--- TASK INPUT Enclosed Below ---
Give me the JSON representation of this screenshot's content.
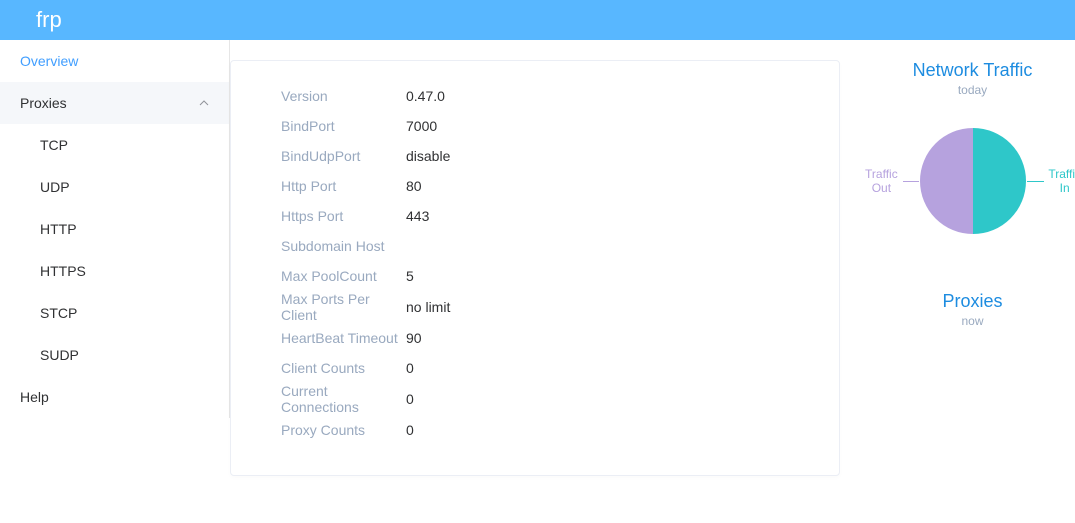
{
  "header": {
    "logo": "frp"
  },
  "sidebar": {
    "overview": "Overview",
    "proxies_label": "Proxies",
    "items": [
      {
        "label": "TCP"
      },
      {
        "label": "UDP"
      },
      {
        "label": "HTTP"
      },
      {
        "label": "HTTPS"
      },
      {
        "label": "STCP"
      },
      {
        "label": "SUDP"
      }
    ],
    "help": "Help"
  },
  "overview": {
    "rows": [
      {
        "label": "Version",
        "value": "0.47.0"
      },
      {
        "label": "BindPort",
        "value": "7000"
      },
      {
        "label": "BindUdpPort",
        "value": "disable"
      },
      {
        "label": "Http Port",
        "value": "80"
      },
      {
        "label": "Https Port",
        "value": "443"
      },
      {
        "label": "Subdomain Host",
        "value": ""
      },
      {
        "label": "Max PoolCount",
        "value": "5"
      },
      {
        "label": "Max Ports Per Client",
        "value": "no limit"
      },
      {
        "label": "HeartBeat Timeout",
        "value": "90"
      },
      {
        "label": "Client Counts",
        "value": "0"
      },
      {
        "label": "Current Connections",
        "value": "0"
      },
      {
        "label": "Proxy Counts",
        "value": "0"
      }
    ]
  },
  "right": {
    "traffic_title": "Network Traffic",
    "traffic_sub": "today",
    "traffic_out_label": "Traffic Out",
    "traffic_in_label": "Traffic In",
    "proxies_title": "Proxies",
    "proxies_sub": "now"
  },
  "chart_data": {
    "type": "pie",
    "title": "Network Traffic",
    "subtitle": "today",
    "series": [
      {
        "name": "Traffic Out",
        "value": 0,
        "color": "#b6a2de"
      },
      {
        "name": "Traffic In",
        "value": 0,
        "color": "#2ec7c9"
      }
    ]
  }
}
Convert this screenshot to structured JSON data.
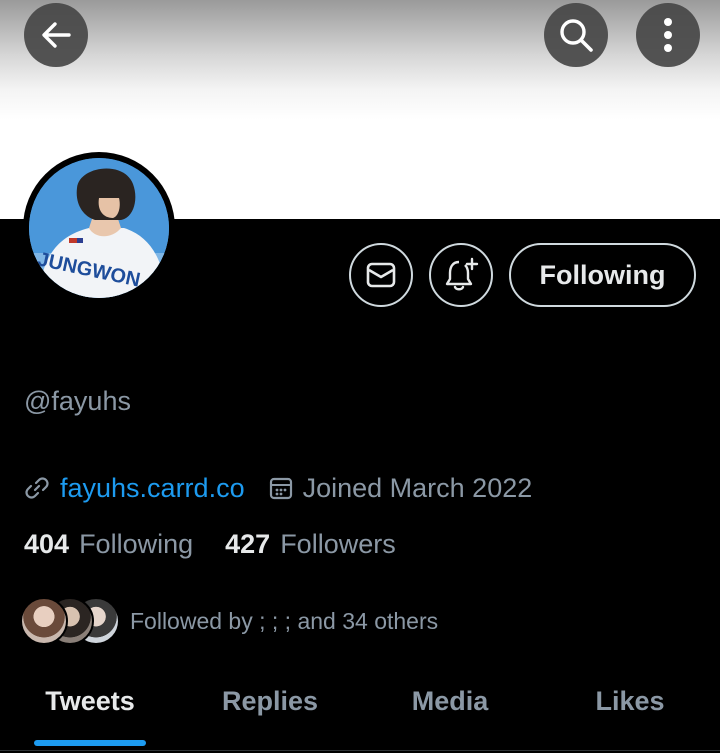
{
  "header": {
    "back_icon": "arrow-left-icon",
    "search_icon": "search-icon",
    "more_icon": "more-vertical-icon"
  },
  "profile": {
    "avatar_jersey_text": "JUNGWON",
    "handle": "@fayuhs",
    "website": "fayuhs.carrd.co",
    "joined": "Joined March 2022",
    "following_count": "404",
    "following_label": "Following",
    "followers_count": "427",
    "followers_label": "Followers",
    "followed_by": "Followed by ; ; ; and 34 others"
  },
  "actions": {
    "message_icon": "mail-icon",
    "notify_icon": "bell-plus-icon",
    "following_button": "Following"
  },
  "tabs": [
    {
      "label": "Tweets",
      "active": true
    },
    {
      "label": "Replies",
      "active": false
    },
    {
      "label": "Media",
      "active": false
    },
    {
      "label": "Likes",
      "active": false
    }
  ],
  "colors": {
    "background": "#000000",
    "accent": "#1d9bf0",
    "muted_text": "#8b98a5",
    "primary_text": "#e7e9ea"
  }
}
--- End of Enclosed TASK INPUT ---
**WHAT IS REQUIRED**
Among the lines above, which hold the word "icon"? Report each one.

**RESULT FOR THIS EXERCISE**
    "back_icon": "arrow-left-icon",
    "search_icon": "search-icon",
    "more_icon": "more-vertical-icon"
    "message_icon": "mail-icon",
    "notify_icon": "bell-plus-icon",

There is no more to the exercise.